40______ -> 40_1____
d_5 got to be 0:
40_1____ -> 4001____
Putting 2 into d_0 and thus 1 into d_2:
4001____ -> 4001_1_2
Now we can put d_1=3 and d_3=1, acquiring
4001_1_2 -> 40011132
The problem is, I've used 0,1,2,3,4 which means d_7=5. Luckily, it can be fixed easily
50101132

2. I found a solution by hand search branching first on d_7, then on the position for the value in d_7. Not sure how the name of the person who posed the problem would serve as a clue

3. 00000000
10000008
30000016
41001015
40110033
40012023
50011213
50101132
50101132
50101132
...

1. Nice. It seems to converge for any starting choice.

4. Note that for the 8-digit number the solution is unique; for larger bases e.g. 16-digit hex numbers, we can have multiple solutions:

500001000010022A
500001000010103A

... but all with 5 distinct digits.

Clearly I didn't spend the whole night checking it, but used a 5 minute minizinc program :-)

include "globals.mzn";
array [0..15] of var int : num;
constraint count_eq( num, 0, num );
constraint count_eq( num, 1, num );
constraint count_eq( num, 2, num );
constraint count_eq( num, 3, num );
constraint count_eq( num, 4, num );
constraint count_eq( num, 5, num );
constraint count_eq( num, 6, num );
constraint count_eq( num, 7, num );
constraint count_eq( num, 8, num );
constraint count_eq( num, 9, num );
constraint count_eq( num, 10, num );
constraint count_eq( num, 11, num );
constraint count_eq( num, 12, num );
constraint count_eq( num, 13, num );
constraint count_eq( num, 14, num );
constraint nvalue( num, num );
%constraint num != 2; <<
%constraint num != 5;
solve satisfy;

1. ... other nice questions could be:

- is there a fast algorithm to calculate a solution on a number in base B ?
- what happens if there are more digits than the base used?
- what is the complexity of finding if there is a solution on a given number in which some digits are already specified ...

5. First we exclude possibility of digit above 6, meaning d_0+...+d_6=8. Then for each value of d_7, we're distributing 8 tokens into d_7 (if d_7 appears more than once) or d_7-1 (if d_7 appears once) identical bins, which aren't too many. Each way of distribution gives the digits modulo permutation. Then permutation is obtained by definition and can be verified in O(8).

Example, for d_7=3 once distribution is 3 3 2, i.e. digits are 3 3 3 2 0 0 0 0. By definition they should be permuted to 3 0 0 0 3 1 0 4, contradiction.
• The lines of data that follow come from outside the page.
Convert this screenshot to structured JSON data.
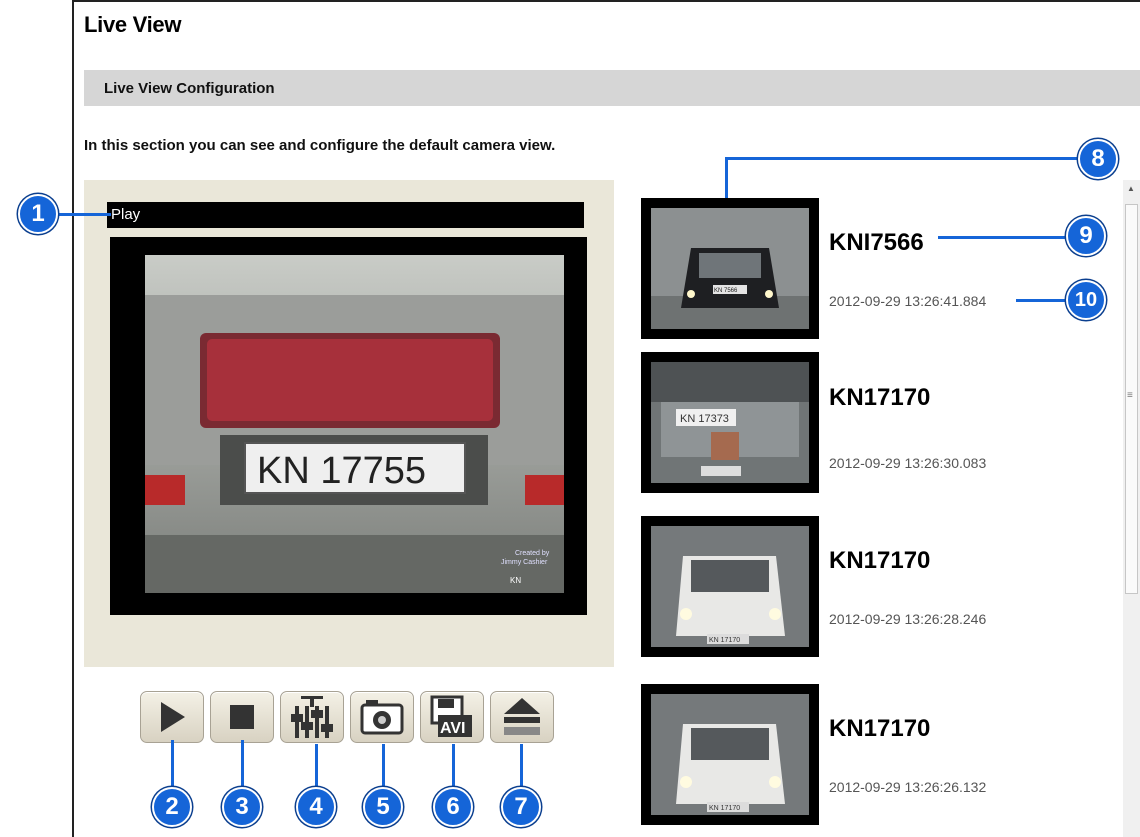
{
  "page": {
    "title": "Live View",
    "section_title": "Live View Configuration",
    "intro": "In this section you can see and configure the default camera view."
  },
  "player": {
    "status": "Play",
    "plate_main": "KN 17755",
    "overlay_lines": [
      "Created by",
      "Jimmy Cashier",
      "KN"
    ]
  },
  "controls": [
    {
      "name": "play",
      "icon": "play-icon"
    },
    {
      "name": "stop",
      "icon": "stop-icon"
    },
    {
      "name": "settings",
      "icon": "equalizer-icon"
    },
    {
      "name": "snapshot",
      "icon": "camera-icon"
    },
    {
      "name": "record-avi",
      "icon": "save-avi-icon",
      "label": "AVI"
    },
    {
      "name": "export",
      "icon": "eject-icon"
    }
  ],
  "recognitions": [
    {
      "plate": "KNI7566",
      "timestamp": "2012-09-29 13:26:41.884",
      "thumb_plate": "KN 7566"
    },
    {
      "plate": "KN17170",
      "timestamp": "2012-09-29 13:26:30.083",
      "thumb_plate": "KN 17373"
    },
    {
      "plate": "KN17170",
      "timestamp": "2012-09-29 13:26:28.246",
      "thumb_plate": "KN 17170"
    },
    {
      "plate": "KN17170",
      "timestamp": "2012-09-29 13:26:26.132",
      "thumb_plate": "KN 17170"
    }
  ],
  "callouts": [
    "1",
    "2",
    "3",
    "4",
    "5",
    "6",
    "7",
    "8",
    "9",
    "10"
  ],
  "colors": {
    "callout": "#1565d8",
    "panel": "#eae7d9",
    "bar": "#d6d6d6"
  }
}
d_7 < 3 or d_7 > 6 could be quickly excluded.

6. I got the answer by guessing. Never thought about the convergence approach. Can someone explain why d_0+...+d_6=8?

7. D'oh! Never mind my comment.